Wikipedia does a good job of explaining parabens if you need more information:http://en.wikipedia.org/wiki/Paraben

Imagine today you have your house full of your favorite cosmetics, soaps, detergents, and foods, and tomorrow you are told, “Get rid of it as it could kill you.”   I’ve been researching products for over a year now.  Some of them are absolutely outrageously expensive.   My goal was to find great and healthy products at reasonable prices.

This is what I am currently using:

1)  Dr. Bronner’s Magic Soaps – My Kroger Food Store has an organic section, and I am able to buy it there, at Walgreens,  or on Amazon.com.    I use the liquid soap for bathing and washing my face.  I also use Dr. Bronner’s bar soaps (I use the baby castile soaps) as it is the mildest.  It was gentle enough to use all through Radiation.

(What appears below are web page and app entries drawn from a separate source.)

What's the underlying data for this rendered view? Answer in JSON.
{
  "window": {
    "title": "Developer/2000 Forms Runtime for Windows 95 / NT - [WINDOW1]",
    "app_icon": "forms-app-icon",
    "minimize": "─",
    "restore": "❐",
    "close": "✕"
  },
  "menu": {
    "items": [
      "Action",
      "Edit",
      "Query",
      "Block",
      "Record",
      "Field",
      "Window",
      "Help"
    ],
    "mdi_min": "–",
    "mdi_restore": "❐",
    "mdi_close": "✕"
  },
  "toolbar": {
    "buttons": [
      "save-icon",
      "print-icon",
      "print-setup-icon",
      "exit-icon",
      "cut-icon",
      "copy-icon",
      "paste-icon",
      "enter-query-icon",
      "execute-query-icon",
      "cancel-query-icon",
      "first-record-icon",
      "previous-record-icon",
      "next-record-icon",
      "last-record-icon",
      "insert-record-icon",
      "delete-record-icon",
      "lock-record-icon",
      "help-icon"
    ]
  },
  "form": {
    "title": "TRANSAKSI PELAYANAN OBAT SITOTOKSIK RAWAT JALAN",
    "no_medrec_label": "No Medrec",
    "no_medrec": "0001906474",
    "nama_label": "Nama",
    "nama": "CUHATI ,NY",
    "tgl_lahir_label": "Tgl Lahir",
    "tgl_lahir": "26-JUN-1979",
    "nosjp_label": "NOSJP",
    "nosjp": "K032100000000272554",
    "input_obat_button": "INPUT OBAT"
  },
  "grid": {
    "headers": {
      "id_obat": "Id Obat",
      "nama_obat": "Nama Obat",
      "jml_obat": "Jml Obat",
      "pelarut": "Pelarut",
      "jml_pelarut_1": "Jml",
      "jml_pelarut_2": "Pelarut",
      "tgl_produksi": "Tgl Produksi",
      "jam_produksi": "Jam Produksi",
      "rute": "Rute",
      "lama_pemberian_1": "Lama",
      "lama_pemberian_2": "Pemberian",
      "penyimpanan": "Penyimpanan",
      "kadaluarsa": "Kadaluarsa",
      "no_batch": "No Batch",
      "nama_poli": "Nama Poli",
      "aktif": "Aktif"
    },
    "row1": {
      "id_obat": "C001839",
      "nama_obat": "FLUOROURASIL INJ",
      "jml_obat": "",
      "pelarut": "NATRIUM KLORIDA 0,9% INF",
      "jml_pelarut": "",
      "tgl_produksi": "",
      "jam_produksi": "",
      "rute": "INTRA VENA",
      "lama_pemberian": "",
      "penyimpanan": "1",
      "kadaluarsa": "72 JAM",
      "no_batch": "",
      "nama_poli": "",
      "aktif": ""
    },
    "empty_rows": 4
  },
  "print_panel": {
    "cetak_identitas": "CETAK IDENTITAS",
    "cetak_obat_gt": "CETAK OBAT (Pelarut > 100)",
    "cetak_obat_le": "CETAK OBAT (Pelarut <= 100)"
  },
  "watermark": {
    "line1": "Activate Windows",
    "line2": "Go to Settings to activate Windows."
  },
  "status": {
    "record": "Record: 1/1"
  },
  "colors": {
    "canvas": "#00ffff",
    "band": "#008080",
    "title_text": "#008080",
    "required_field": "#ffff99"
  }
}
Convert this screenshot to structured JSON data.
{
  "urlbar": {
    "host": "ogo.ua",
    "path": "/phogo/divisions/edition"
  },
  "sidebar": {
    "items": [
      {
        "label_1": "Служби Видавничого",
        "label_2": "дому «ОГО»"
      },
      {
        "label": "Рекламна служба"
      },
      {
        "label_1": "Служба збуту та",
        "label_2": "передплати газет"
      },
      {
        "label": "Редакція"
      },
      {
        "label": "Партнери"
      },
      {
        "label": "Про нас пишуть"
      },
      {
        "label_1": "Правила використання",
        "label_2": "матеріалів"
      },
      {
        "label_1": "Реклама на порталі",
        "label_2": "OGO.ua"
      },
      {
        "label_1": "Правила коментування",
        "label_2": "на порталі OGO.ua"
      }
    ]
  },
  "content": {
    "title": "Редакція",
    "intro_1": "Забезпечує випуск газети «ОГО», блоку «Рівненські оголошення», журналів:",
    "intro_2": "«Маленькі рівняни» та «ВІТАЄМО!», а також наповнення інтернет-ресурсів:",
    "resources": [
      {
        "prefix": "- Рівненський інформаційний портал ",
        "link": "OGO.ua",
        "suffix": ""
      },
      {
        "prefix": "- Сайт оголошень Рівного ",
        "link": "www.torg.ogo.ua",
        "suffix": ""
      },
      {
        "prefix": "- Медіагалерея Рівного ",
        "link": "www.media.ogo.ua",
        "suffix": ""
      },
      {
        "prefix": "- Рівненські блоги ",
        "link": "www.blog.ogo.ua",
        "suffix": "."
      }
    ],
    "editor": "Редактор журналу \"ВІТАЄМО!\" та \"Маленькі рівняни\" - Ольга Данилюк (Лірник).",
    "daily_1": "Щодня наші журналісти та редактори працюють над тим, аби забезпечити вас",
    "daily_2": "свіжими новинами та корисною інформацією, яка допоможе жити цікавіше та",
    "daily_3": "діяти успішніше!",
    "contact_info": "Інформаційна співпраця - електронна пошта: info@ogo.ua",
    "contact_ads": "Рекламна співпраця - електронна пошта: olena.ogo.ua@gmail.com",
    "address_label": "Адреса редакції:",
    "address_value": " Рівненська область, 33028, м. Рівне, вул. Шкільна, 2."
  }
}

You can use this in the laundry or for cleaning as well.  Dr. Bronner’s company says there are 18 uses for it.  I’m still figuring them all out, but I like the product.  Dr. Bronner had some unusual beliefs as shown by his writings on his soaps.  He is deceased and his products live on by his family members.

2)  I’ve recently discovered YES TO CARROTS –     http://www.yestocarrots.com/      I have been using the shampoos, conditioners and face creams so far.  I love them.  They are sold at Walgreens, CVS, Rite Aid, and now Walmart.  The hair products are great.  I paid $7.99 for the shampoo (on sale from $8.99) and the same for the conditioner.  I’ve researched the ingredients, and they are all safe for me.  They keep adding new paraben-free products to their line.

3)  Apple Cider Vinegar and White Vinegar – back to basics.  I use this for cleaning.  If you pour about a cup in the toilet and let it for about an hour, it removes all of the built up grime, dirt and lines that bleach didn’t remove!!   This Reader’s Digest Article gives 150 uses for vinegar!   http://www.rd.com/home/150-household-uses-for-vinegar/

4)  Baking Soda – I use this for brushing my teeth (prevents mouth sores), I use it as a scrub in place of scouring powder, deodorizing the cat’s litter box, and the list keeps growing for its uses.   Of course, I use it in my refrigerator for odor removal.  This website lists 75 uses for baking soda!  http://lifehackery.com/2008/07/22/home-4/

5) Aloe Vera – I started using Aloe Vera during radiation and find it to be helpful as a moisturizer anywhere on your body!

6) Calendula Lotion or Cream – sold at health food stores, I also discovered this during Rads.  Great moisturizer at a great price!

I’m still researching paraben-free makeups that don’t cost $100 per ounce.   If you have some suggestions, please email me at b4Denise@hotmail.com  or leave a comment here!   Aveda has great products that are paraben free.  I do use some Aveda products, however, the prices are quite high.

Also, I discovered that Dial has a liquid soap for hand cleaning, that is Dial Naturals.  It is great and is sometimes on sale for $1.00 – paraben free.